> [DATA UNDER STUDY]

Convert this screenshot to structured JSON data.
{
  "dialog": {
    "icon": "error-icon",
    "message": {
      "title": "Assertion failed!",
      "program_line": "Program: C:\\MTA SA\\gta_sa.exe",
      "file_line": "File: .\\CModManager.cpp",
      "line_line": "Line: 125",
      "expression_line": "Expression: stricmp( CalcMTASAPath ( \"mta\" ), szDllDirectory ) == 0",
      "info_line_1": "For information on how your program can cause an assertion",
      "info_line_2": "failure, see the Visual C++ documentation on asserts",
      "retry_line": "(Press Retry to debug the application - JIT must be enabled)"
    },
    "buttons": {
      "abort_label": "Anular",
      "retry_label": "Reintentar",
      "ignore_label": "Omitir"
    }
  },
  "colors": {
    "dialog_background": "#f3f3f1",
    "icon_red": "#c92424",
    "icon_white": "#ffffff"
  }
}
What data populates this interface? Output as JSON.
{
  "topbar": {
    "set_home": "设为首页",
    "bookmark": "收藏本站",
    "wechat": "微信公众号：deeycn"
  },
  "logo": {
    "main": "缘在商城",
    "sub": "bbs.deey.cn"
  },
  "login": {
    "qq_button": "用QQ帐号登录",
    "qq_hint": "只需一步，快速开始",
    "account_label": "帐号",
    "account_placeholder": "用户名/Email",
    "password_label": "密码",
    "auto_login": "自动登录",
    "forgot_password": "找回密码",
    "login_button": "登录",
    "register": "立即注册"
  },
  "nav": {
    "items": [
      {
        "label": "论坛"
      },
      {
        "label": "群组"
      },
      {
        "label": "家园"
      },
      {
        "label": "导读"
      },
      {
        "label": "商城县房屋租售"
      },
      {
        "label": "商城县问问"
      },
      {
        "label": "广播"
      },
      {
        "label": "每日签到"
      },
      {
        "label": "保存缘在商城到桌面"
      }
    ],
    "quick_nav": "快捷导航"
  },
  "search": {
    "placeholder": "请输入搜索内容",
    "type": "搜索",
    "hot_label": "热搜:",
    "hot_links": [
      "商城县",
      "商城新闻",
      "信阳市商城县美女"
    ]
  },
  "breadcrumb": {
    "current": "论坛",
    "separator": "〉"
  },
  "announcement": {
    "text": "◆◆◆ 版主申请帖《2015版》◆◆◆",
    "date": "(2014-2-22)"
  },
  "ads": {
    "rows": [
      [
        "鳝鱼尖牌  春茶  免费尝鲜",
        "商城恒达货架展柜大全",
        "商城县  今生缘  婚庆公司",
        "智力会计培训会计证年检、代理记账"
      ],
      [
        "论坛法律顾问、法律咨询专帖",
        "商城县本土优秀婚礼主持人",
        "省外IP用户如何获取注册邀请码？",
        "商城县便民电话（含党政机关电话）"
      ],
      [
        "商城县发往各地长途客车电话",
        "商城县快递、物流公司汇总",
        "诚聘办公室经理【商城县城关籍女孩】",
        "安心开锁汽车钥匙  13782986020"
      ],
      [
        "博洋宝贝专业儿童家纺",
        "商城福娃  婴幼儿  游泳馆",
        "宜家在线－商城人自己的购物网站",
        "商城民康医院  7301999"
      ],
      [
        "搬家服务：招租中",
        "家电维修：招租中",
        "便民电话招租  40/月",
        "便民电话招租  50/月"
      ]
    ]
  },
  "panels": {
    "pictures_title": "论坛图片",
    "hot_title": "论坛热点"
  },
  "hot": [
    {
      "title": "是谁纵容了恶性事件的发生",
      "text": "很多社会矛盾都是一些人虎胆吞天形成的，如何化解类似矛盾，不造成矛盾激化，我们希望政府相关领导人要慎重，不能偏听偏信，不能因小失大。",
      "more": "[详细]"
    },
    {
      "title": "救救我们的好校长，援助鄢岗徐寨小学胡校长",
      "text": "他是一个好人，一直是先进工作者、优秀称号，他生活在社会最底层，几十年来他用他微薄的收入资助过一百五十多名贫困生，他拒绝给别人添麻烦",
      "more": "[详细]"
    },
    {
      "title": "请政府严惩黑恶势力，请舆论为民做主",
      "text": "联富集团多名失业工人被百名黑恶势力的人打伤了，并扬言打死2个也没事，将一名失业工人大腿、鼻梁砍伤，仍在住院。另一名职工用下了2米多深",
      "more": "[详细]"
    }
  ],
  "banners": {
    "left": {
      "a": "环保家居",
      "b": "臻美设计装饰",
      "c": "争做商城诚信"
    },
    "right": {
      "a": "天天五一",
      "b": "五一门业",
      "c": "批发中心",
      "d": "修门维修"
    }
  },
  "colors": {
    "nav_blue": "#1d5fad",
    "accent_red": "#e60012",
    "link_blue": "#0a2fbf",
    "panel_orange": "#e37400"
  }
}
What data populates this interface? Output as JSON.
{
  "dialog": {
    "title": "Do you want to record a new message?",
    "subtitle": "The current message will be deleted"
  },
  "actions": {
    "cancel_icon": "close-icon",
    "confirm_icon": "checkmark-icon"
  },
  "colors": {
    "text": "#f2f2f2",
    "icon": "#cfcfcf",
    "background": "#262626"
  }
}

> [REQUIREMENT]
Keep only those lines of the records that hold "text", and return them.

> [PROBLEM SOLUTION]
    "text": "◆◆◆ 版主申请帖《2015版》◆◆◆",
      "text": "很多社会矛盾都是一些人虎胆吞天形成的，如何化解类似矛盾，不造成矛盾激化，我们希望政府相关领导人要慎重，不能偏听偏信，不能因小失大。",
      "text": "他是一个好人，一直是先进工作者、优秀称号，他生活在社会最底层，几十年来他用他微薄的收入资助过一百五十多名贫困生，他拒绝给别人添麻烦",
      "text": "联富集团多名失业工人被百名黑恶势力的人打伤了，并扬言打死2个也没事，将一名失业工人大腿、鼻梁砍伤，仍在住院。另一名职工用下了2米多深",
    "text": "#f2f2f2",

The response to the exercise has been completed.